So ... slip your wife some tongue ... see if she likes it!
Randsco Basque Pickled Tongue Recipe
Randsco Basque Pickled Tongue
- 1 beef tongue
- 1 1/2 cup olive oil
- 3/4 cup red wine vinegar
- 3/4 cup fresh chopped parsley
- 4-6 minced garlic cloves
- 1 tsp salt
- pepper to taste
- Ingredients to boil with tongue meat (see directions)
- Substitute rice vinegar for red wine vinegar
- Substitute 50/50 parsley & chive for parsley
- Add a few drops of Tabasco sauce
- Add 1/2 cup of Ortega chilies (chopped)
- Add 1 medium onion, thinly sliced
- Add 2 teaspoons of Worcestershire sauce
Rinse tongue, place in a large pot and cover with water. Bring to a boil, then reduce to a simmer for 2-3 hours. (If you like, you can add the following ingredients and reserve the water as beef stock for soup: 3-4 Bay leaves, 1/2 teaspoon salt, pepper to taste, 3-4 garlic chopped garlic cloves, medium sliced onion).
Remove cooked tongue and plunge into cold water. Remove when it is cool enough to handle, gently peel away the skin and any visible fat. Cover with plastic wrap and place in fridge to cool, overnight.

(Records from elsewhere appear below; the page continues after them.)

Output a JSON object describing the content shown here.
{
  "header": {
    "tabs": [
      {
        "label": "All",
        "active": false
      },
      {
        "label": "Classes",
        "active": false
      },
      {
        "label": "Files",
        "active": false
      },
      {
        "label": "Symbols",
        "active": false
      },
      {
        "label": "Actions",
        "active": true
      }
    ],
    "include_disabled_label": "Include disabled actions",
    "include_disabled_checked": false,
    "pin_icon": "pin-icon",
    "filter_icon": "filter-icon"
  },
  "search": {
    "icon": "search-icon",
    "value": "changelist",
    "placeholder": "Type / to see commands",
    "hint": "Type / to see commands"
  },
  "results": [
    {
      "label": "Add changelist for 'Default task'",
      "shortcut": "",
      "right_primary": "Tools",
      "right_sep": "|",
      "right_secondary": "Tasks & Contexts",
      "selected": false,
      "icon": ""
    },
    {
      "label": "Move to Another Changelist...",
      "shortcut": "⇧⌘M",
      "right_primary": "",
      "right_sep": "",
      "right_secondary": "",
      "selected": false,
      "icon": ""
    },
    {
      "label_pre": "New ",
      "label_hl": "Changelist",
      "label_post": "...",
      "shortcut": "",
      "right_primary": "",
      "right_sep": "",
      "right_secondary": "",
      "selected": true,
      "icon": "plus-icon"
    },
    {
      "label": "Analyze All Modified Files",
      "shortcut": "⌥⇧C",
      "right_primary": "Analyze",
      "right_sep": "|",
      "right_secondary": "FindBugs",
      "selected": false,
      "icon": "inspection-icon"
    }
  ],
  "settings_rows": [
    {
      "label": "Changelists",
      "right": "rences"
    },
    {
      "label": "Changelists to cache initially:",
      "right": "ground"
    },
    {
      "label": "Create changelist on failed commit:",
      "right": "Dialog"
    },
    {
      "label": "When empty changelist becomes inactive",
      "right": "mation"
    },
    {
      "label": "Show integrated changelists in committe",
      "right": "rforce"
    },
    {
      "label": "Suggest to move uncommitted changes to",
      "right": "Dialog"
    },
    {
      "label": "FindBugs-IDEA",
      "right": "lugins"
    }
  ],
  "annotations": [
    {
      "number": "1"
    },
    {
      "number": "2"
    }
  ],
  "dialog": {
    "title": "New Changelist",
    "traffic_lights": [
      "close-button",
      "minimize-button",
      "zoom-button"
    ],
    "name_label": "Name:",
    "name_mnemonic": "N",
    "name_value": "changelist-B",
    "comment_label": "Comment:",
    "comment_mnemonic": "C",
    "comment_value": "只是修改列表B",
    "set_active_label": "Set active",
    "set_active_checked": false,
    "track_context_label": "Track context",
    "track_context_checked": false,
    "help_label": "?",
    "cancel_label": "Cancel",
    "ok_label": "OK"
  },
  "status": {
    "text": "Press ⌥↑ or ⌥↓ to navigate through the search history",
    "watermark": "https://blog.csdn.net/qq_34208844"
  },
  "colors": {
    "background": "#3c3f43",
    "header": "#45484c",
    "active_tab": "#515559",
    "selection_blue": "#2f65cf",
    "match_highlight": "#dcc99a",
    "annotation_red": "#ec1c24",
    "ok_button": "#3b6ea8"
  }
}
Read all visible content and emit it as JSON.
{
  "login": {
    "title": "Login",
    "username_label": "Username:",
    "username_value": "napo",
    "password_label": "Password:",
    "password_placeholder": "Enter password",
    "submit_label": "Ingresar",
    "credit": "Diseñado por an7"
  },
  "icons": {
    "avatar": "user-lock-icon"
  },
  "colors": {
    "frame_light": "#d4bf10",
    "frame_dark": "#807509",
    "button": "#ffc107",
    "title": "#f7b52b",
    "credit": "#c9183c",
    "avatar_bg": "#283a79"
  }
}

Make the marinade from the ingredient list, including any optional items. Remove the cooled, firm, cooked tongue from the fridge and slice as thinly as possible (using an electric meat slicer is ideal, but not necessary). Arrange thin-sliced tongue meat in a shallow glass or seal-able plastic container. Cover with the marinade and refrigerate for 1-3 days, turning occasionally. Arrange marinated meat onto a serving platter. Enjoy!